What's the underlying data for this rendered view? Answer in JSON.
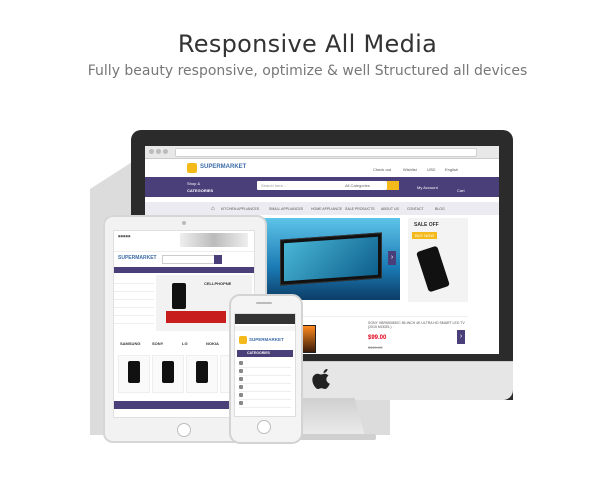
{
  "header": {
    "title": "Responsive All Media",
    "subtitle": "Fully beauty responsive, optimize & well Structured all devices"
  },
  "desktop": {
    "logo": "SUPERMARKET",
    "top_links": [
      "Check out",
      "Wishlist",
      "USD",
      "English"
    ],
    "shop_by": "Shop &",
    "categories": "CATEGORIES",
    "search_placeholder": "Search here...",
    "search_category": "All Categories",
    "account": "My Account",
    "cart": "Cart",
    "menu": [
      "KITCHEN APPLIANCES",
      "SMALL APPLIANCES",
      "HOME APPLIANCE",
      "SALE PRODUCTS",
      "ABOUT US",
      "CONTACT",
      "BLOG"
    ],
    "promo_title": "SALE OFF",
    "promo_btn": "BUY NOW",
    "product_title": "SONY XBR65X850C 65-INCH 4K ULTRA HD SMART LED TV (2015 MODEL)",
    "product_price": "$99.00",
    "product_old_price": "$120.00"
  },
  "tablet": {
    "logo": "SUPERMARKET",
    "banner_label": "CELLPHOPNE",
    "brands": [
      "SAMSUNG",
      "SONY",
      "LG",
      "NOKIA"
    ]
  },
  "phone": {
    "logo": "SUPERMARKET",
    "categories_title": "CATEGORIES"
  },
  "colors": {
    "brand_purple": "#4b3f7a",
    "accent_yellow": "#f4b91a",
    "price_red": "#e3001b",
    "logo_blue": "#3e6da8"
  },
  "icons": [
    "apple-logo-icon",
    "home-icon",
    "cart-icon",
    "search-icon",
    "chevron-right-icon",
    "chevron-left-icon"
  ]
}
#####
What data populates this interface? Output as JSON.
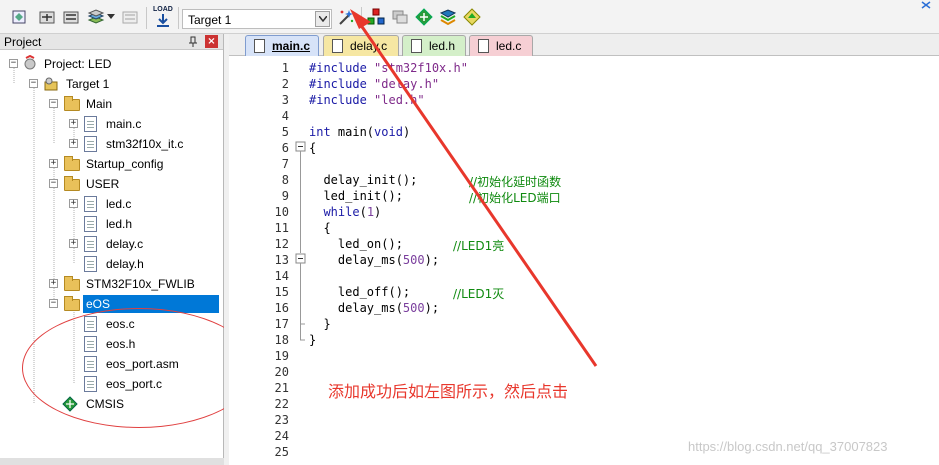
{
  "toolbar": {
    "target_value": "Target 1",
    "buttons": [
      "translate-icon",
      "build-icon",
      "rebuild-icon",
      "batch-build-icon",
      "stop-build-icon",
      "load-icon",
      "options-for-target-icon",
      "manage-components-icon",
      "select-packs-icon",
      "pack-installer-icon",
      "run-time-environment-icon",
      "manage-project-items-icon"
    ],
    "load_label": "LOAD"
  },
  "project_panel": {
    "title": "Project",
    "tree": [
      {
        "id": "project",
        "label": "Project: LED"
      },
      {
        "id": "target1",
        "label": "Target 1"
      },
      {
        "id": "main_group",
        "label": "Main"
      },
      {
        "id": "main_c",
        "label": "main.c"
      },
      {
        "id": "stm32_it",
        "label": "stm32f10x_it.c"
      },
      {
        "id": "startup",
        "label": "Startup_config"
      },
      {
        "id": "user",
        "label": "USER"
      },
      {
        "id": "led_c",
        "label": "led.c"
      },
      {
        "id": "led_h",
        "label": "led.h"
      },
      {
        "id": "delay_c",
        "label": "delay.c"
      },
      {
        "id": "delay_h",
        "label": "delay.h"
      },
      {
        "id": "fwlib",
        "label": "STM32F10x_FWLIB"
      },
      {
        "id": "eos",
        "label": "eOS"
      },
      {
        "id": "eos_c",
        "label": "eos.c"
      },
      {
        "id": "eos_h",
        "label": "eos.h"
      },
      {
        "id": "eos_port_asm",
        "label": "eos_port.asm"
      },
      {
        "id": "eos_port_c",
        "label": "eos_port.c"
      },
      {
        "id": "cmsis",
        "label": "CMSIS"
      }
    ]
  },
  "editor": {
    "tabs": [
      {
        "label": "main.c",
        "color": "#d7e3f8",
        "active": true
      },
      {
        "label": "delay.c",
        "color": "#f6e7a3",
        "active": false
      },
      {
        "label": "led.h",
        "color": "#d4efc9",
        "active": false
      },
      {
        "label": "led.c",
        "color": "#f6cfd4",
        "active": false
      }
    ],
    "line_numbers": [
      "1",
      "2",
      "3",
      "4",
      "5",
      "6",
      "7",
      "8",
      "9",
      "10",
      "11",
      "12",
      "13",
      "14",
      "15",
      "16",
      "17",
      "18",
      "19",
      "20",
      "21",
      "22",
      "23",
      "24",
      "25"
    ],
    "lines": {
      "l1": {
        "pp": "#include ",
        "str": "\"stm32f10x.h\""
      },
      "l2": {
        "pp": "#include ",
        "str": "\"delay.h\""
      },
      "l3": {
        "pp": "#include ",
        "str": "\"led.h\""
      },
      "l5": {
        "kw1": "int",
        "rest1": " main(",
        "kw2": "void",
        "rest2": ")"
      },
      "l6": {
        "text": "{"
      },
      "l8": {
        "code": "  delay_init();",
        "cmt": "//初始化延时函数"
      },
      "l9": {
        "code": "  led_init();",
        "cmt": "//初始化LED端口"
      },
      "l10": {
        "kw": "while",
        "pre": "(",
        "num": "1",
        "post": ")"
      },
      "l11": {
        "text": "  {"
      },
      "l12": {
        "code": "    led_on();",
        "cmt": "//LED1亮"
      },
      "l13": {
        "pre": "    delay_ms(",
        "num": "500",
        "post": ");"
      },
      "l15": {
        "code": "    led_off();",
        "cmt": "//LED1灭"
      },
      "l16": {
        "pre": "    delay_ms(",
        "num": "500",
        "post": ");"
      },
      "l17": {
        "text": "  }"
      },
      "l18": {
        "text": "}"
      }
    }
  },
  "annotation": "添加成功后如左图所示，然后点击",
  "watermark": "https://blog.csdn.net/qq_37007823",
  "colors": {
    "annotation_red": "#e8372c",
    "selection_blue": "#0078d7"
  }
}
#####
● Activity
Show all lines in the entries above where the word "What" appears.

● Answer
What's the underlying data for this rendered view? Answer in JSON.
What data populates this interface? Output as JSON.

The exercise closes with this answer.